Robert F. Bukaty
Rep. Chellie Pingree, D-Maine, addresses supporters after being reelected, Tuesday, Nov. 8, 2022, in Portland, Maine.

Maine Rep. Chellie Pingree is among 40 Democratic members of Congress who want the Biden administration to suspend new military assistance to Israel following an airstrike on a humanitarian aid convoy. 

In a letter sent late last week, Pingree and the 39 other representatives urged President Biden and Secretary of State Antony Blinken to withhold additional transfers of weapons until a complete investigation of the incident has been completed. Seven workers with World Central Kitchen were killed last weekwhile traveling in clearly marked vehicles whose movements had been coordinated with the Israeli military.

"If this strike is found to have violated U.S. or international law, we urge you to continue withholding these transfers until those responsible are held accountable," the group wrote on April 5.

"We also urge you to withhold these transfers if Israel fails to sufficiently mitigate harm to innocent civilians in Gaza, including aid workers, and if it fails to facilitate — or arbitrarily denies or restricts — the transport and delivery of humanitarian aid into Gaza," they wrote.

The letter is the latest example of growing frustration among Democratic lawmakers about the Biden administration's policies toward Israel.

The deaths of the aid workers prompted World Central Kitchen and some other organizations to suspend emergency deliveries of food into Gaza, parts of which are in the brink of famine.
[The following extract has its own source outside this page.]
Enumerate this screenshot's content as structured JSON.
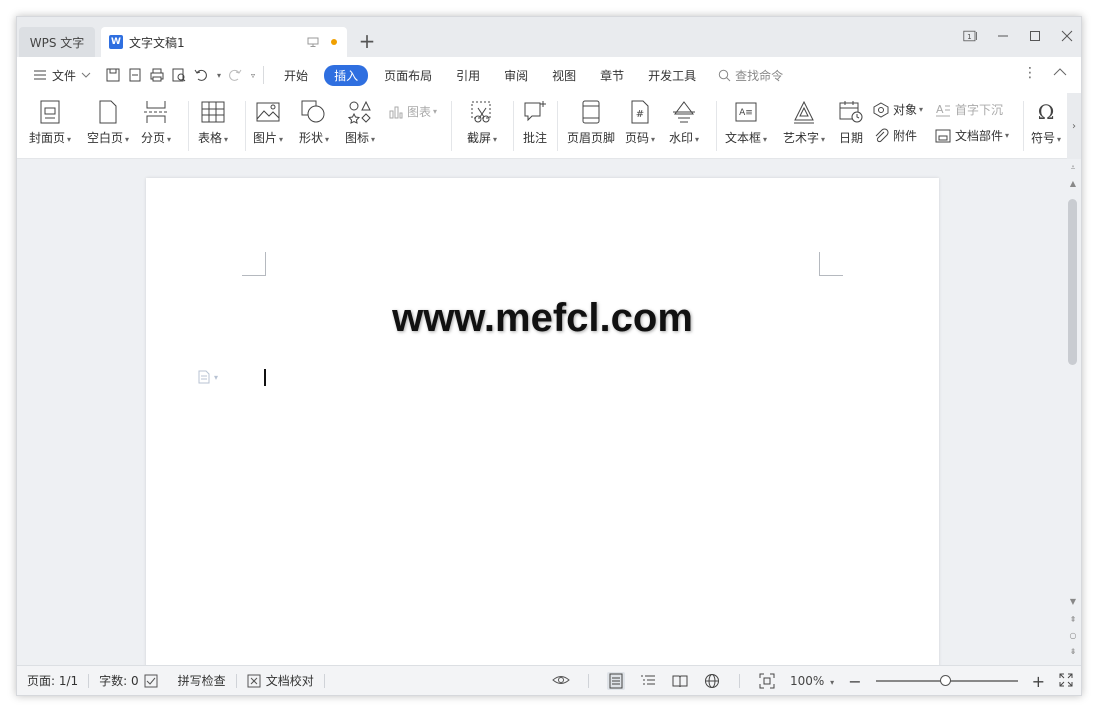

More than 32,000 Palestinians are estimated to have been killed since Israel launched the war in response to Hamas terrorist attacks in October that killed roughly 1,200 Israelis.

Last week, Biden had told Israeli Prime Minister Benjamin Netanyahu that Israel needed to take "a series of specific, concrete and measurable steps" to reduce civilian deaths and to allow additional humanitarian assistance into Gaza, according to NPR. In response, Israel said it would open additional aid routes into Gaza.

"The president made clear that absent changes in the protection of civilians on the ground, absent changes to the volume of humanitarian assistance getting in, absent any movement on a cease-fire that will allow hostages to get out and more aid to get in — absent a calming-down — that he will have to reconsider his own policy choices with respect to Gaza," National Security Council spokesperson John Kirby told reporters last week.

Pingree, who represents Maine's 1st Congressional District, had previously joined five senior House Democrats in making a similar request last month if Israel restricted humanitarian aid into Gaza.